Data supplied:

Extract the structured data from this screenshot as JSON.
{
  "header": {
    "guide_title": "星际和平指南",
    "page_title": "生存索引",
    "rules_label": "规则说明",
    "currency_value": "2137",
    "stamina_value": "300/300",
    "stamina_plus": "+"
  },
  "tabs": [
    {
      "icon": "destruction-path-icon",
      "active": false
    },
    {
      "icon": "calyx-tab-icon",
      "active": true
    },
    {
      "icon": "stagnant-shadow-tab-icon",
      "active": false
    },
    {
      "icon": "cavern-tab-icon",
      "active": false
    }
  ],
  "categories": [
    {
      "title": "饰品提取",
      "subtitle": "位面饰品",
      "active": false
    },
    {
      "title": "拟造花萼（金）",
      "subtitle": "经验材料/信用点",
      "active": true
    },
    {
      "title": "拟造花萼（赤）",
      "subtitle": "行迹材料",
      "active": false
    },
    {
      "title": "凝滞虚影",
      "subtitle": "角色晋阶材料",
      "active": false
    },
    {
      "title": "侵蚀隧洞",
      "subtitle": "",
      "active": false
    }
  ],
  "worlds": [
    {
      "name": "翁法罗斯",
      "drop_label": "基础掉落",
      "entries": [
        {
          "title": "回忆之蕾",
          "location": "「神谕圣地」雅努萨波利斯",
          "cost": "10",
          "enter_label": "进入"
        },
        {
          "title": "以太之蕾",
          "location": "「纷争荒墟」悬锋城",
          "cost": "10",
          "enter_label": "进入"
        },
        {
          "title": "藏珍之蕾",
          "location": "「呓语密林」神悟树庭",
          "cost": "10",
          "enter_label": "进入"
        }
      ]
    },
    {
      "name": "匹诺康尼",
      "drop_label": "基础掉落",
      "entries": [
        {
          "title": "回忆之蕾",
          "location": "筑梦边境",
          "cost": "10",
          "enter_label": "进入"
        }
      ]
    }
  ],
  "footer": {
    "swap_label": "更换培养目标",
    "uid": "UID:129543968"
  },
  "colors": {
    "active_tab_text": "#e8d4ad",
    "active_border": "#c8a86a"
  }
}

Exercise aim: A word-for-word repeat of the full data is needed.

Your response:
Extract the structured data from this screenshot as JSON.
{
  "header": {
    "guide_title": "星际和平指南",
    "page_title": "生存索引",
    "rules_label": "规则说明",
    "currency_value": "2137",
    "stamina_value": "300/300",
    "stamina_plus": "+"
  },
  "tabs": [
    {
      "icon": "destruction-path-icon",
      "active": false
    },
    {
      "icon": "calyx-tab-icon",
      "active": true
    },
    {
      "icon": "stagnant-shadow-tab-icon",
      "active": false
    },
    {
      "icon": "cavern-tab-icon",
      "active": false
    }
  ],
  "categories": [
    {
      "title": "饰品提取",
      "subtitle": "位面饰品",
      "active": false
    },
    {
      "title": "拟造花萼（金）",
      "subtitle": "经验材料/信用点",
      "active": true
    },
    {
      "title": "拟造花萼（赤）",
      "subtitle": "行迹材料",
      "active": false
    },
    {
      "title": "凝滞虚影",
      "subtitle": "角色晋阶材料",
      "active": false
    },
    {
      "title": "侵蚀隧洞",
      "subtitle": "",
      "active": false
    }
  ],
  "worlds": [
    {
      "name": "翁法罗斯",
      "drop_label": "基础掉落",
      "entries": [
        {
          "title": "回忆之蕾",
          "location": "「神谕圣地」雅努萨波利斯",
          "cost": "10",
          "enter_label": "进入"
        },
        {
          "title": "以太之蕾",
          "location": "「纷争荒墟」悬锋城",
          "cost": "10",
          "enter_label": "进入"
        },
        {
          "title": "藏珍之蕾",
          "location": "「呓语密林」神悟树庭",
          "cost": "10",
          "enter_label": "进入"
        }
      ]
    },
    {
      "name": "匹诺康尼",
      "drop_label": "基础掉落",
      "entries": [
        {
          "title": "回忆之蕾",
          "location": "筑梦边境",
          "cost": "10",
          "enter_label": "进入"
        }
      ]
    }
  ],
  "footer": {
    "swap_label": "更换培养目标",
    "uid": "UID:129543968"
  },
  "colors": {
    "active_tab_text": "#e8d4ad",
    "active_border": "#c8a86a"
  }
}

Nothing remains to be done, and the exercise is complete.